* **Task goal**: The answer must restate every entry below word for word.

* **The input**:

┄┄┄┄┄┄

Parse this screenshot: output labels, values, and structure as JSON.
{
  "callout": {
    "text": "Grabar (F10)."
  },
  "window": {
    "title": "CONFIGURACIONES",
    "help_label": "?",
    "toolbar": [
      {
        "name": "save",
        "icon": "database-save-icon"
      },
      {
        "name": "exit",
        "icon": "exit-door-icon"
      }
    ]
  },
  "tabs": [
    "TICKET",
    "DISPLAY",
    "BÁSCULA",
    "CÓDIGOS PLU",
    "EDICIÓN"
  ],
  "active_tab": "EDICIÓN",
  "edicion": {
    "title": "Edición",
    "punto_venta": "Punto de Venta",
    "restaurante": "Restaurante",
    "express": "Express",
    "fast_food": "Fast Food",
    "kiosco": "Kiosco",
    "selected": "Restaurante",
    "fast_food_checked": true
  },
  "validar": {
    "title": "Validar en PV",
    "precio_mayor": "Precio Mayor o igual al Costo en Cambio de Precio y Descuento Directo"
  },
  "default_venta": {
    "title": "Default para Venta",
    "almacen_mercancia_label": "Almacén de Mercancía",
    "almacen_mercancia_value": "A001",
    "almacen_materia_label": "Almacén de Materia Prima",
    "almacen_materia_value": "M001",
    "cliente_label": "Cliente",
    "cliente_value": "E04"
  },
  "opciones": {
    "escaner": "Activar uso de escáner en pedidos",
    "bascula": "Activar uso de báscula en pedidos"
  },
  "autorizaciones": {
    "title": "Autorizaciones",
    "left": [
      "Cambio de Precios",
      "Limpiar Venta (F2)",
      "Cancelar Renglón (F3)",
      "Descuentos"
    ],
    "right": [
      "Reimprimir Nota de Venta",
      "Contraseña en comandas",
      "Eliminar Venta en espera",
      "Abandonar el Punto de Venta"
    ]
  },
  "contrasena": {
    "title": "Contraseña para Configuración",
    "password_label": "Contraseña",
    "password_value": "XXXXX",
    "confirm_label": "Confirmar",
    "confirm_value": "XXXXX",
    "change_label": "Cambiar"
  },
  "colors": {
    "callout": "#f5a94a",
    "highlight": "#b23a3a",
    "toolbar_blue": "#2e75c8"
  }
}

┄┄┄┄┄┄

* **Response box**:
Parse this screenshot: output labels, values, and structure as JSON.
{
  "callout": {
    "text": "Grabar (F10)."
  },
  "window": {
    "title": "CONFIGURACIONES",
    "help_label": "?",
    "toolbar": [
      {
        "name": "save",
        "icon": "database-save-icon"
      },
      {
        "name": "exit",
        "icon": "exit-door-icon"
      }
    ]
  },
  "tabs": [
    "TICKET",
    "DISPLAY",
    "BÁSCULA",
    "CÓDIGOS PLU",
    "EDICIÓN"
  ],
  "active_tab": "EDICIÓN",
  "edicion": {
    "title": "Edición",
    "punto_venta": "Punto de Venta",
    "restaurante": "Restaurante",
    "express": "Express",
    "fast_food": "Fast Food",
    "kiosco": "Kiosco",
    "selected": "Restaurante",
    "fast_food_checked": true
  },
  "validar": {
    "title": "Validar en PV",
    "precio_mayor": "Precio Mayor o igual al Costo en Cambio de Precio y Descuento Directo"
  },
  "default_venta": {
    "title": "Default para Venta",
    "almacen_mercancia_label": "Almacén de Mercancía",
    "almacen_mercancia_value": "A001",
    "almacen_materia_label": "Almacén de Materia Prima",
    "almacen_materia_value": "M001",
    "cliente_label": "Cliente",
    "cliente_value": "E04"
  },
  "opciones": {
    "escaner": "Activar uso de escáner en pedidos",
    "bascula": "Activar uso de báscula en pedidos"
  },
  "autorizaciones": {
    "title": "Autorizaciones",
    "left": [
      "Cambio de Precios",
      "Limpiar Venta (F2)",
      "Cancelar Renglón (F3)",
      "Descuentos"
    ],
    "right": [
      "Reimprimir Nota de Venta",
      "Contraseña en comandas",
      "Eliminar Venta en espera",
      "Abandonar el Punto de Venta"
    ]
  },
  "contrasena": {
    "title": "Contraseña para Configuración",
    "password_label": "Contraseña",
    "password_value": "XXXXX",
    "confirm_label": "Confirmar",
    "confirm_value": "XXXXX",
    "change_label": "Cambiar"
  },
  "colors": {
    "callout": "#f5a94a",
    "highlight": "#b23a3a",
    "toolbar_blue": "#2e75c8"
  }
}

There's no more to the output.